A couple of cooking classesPosted: November 9, 2008 | Author: admin | Filed under: Classes | Leave a comment »
A couple of weeks ago, I took a class on Sauces at the Castro Valley Adult School. We learned how to make 3 sauces, a strawberry sauce (which was just a matter of putting fresh strawberries and a bit of water in a blender and adding a little bit of sugar – what I don’t remember is if we cooked the strawberries first), a white sauce and a brown sauce. None of them were particularly difficult to make. I’d never made a brown sauce before, but I think I’d be able to do it again – if I had a recipe. I’ve made bechamel sauces in the past, and the one here – which we turned into a cheese sauce – wasn’t that different from the ones I made. In all, it was an interesting class but I don’t feel it expanded my culinary horizons too much. That said, it’d be particularly useful for beginning cooks. Personally, I’d prefer to learn how to make more complicated sauces, like aiolis, hollandaise and bearnaise. Perhaps in the next class.
Just yesterday, I took a class on South East Asian cuisine at the San Leandro Adult School. This is the third such class I take, I took a class on Malaysian cooking and another one on Southeast Asian cooking with the same teacher before.
This time we cooked Beef Kurmah from Malaysia, Singaporean Fried Noodles and Bamboo shoots with chicken from Thailand. In addition to the dishes, I also learned a couple of techniques.
One is that chopsticks are very useful for turning meat when you are browning it. It’s always a bit clumsy to do it with tongs or a fork, so I will try this method. Another hint is that the pan/oil needs to be *very* hot when you add the meat, let this cook through.
Malaysian food is often based on a paste of shallots, garlic, ginger, lemon grass and chilis. One thing I learned (that is often not in the recipes) is to add a little bit of water when you make the paste in a blender of food processor. I usually use the latter, but the teacher used the former and I wonder if it’s better. I’ll try it.
I had a pretty unsuccessful experience cooking with lemongrass a week or two ago, so now I learned to take out the tough layers of the lemongrass and then slice the rest horizontally before processing.
Finally, the teacher used a knife that looked like a cleaver.
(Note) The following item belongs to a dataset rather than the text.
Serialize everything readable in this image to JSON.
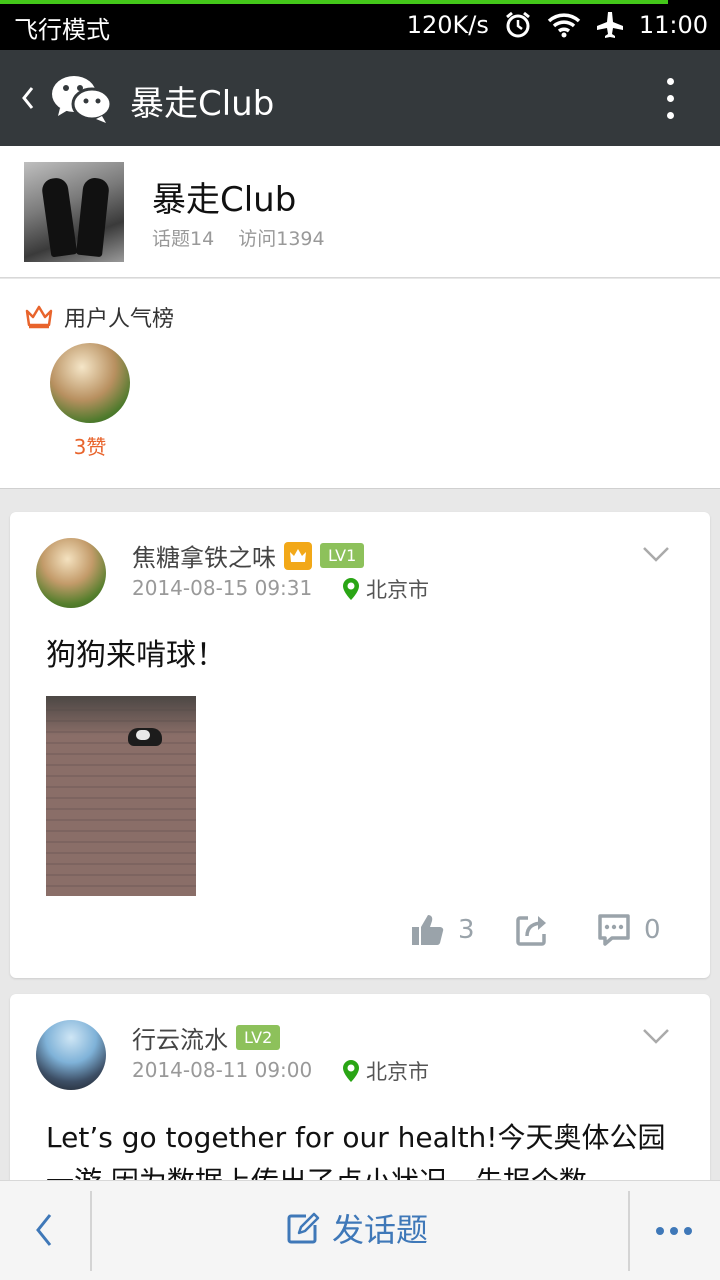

I’m thinking of looking for one to see if it works better than the knives I have (which, after a year, seem to be getting dull).